Scam of the Month
IDENTITY THEFT AND TAX FRAUD
It’s that time of year again – tax season! Here’s how to protect yourself from identity theft and tax fraud.
To prevent someone from filing a false tax return in your name:
- File your tax return as early as possible.
- If filing online, use a secure internet connection to prevent hackers from getting your information.
- If filing on paper, mail your tax return directly from the post office to prevent mail theft.
If you suspect that someone has filed a false tax return in your name:
- Respond right away to any mail from the IRS.

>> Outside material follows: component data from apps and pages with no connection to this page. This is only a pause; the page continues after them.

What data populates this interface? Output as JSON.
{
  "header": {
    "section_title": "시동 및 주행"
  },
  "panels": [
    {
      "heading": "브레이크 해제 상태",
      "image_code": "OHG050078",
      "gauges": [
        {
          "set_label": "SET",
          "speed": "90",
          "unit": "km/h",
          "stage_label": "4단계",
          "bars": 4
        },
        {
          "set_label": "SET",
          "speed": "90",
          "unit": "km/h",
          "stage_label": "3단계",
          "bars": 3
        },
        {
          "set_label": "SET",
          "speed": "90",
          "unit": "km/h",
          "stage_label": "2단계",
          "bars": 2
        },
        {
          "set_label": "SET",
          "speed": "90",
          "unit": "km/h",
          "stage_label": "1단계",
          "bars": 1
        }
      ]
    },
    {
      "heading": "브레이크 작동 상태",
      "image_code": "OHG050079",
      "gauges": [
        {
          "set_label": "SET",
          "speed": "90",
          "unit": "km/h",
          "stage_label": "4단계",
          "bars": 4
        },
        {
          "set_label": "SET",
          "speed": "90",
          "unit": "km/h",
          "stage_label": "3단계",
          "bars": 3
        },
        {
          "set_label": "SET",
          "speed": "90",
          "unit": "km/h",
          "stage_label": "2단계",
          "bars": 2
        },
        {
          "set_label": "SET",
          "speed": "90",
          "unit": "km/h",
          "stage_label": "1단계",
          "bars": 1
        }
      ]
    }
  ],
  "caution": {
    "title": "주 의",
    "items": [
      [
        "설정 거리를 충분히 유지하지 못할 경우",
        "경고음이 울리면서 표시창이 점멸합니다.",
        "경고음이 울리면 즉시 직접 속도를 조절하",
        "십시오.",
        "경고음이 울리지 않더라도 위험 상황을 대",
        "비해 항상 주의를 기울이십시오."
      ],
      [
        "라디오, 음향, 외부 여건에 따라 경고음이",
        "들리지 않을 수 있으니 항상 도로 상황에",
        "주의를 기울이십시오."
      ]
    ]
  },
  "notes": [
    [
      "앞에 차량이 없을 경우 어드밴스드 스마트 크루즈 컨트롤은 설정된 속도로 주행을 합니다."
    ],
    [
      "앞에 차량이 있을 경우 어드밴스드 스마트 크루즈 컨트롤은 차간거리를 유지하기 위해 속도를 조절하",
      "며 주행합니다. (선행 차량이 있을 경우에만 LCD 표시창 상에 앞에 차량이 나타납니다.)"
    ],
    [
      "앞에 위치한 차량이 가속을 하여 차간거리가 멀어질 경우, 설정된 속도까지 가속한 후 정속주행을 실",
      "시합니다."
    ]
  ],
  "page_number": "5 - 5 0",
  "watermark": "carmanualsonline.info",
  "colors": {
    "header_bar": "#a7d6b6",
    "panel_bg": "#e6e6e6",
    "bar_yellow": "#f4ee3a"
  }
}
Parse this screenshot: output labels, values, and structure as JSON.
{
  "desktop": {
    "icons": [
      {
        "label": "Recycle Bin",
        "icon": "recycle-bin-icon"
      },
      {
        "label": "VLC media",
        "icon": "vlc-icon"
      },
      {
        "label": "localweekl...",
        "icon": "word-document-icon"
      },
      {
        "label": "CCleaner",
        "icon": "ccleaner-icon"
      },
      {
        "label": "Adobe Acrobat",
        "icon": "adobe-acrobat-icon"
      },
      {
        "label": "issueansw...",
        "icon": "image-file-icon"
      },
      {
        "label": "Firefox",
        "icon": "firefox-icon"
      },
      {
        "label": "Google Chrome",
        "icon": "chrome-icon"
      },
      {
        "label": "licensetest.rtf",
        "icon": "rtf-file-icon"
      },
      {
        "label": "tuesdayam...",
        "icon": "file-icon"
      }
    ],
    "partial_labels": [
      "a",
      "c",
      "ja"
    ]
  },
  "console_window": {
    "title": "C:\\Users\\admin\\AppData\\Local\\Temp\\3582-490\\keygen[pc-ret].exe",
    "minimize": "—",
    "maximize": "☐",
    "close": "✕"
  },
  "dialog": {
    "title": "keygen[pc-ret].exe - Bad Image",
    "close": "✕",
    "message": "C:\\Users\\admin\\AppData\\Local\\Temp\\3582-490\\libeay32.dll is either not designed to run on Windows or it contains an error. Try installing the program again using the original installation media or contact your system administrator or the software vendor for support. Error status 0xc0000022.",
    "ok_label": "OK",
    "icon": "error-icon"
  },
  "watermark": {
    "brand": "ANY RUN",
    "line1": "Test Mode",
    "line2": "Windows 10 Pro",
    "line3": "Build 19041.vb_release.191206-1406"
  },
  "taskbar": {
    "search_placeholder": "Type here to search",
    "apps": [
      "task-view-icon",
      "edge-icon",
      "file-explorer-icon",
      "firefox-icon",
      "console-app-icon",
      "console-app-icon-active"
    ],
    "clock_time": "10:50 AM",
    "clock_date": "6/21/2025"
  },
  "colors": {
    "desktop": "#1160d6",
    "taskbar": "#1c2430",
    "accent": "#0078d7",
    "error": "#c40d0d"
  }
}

- Report identity theft or tax fraud to the Federal Trade Commission (FTC) at www.identitytheft.gov
- Report tax fraud to the IRS by completing IRS Form 14039 (“Identity Theft Affidavit”). You can attach the completed form to your paper tax return and mail it to the IRS. For questions, call the IRS’s specialized fraud line at 1-800-908-4490.
- Contact one of the three major credit bureaus to place a ‘fraud alert’ on your credit records:

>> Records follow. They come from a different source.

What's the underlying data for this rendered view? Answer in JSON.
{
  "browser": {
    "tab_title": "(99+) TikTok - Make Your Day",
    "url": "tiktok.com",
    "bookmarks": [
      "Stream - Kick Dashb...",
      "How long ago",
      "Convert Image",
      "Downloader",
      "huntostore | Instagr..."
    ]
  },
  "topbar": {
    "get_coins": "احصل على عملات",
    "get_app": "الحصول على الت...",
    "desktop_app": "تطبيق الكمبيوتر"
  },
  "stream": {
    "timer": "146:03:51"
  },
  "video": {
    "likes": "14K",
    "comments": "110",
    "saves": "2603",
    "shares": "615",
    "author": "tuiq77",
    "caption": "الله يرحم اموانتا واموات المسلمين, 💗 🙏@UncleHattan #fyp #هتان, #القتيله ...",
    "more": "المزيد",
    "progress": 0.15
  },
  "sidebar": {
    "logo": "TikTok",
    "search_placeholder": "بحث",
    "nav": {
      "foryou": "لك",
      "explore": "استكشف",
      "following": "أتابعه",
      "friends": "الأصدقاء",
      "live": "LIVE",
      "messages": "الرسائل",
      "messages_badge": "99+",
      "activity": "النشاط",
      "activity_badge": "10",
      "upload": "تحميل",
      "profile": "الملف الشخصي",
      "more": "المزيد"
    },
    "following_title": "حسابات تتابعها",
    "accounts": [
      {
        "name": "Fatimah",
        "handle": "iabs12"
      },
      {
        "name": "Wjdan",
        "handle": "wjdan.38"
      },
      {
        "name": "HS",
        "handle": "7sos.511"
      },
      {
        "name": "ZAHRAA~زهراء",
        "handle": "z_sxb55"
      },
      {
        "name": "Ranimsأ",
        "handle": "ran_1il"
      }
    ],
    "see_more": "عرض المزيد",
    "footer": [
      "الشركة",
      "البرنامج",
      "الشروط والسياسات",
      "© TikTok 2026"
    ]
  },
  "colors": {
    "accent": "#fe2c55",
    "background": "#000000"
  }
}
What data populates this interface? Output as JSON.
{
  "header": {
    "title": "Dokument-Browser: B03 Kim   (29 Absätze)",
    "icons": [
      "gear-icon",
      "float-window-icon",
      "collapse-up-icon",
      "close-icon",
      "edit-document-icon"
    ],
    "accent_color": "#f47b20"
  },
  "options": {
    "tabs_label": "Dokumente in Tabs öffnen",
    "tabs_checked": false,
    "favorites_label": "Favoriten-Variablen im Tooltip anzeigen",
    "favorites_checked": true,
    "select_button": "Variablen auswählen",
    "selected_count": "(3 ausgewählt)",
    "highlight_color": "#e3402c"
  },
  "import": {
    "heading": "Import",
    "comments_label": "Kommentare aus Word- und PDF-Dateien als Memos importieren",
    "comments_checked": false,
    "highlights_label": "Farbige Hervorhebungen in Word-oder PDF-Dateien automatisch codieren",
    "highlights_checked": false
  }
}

- Equifax, www.Equifax.com, 1-800-525-6285
- Experian, www.Experian.com, 1-888-397-3742
- TransUnion, www.TransUnion.com, 1-800-680-7289
- Request and review your Credit Report from the credit bureaus listed above. Look for accounts that you do not recognize – these may have been opened by an identity thief.
- Contact your financial institutions to inform them of the fraud. Close any affected accounts.
For more information:
Check out these free webinars on tax identity theft, how to reduce your risk, and what to do if it happens to you. Visit www.ftc.gov/taxidentitytheft to sign up.
Monday, January 29, 2:00 p.m. — The FTC and the Identity Theft Resource Center host a webinar on tax identity theft, IRS imposter scams, how to protect yourself, and recovery steps.
Tuesday, January 30, 2:30 p.m. — The FTC, AARP Fraud Watch Network, AARP Foundation Tax-Aide program, and the Treasury Inspector General for Tax Administration host a webinar on tax identity theft and IRS imposter scams.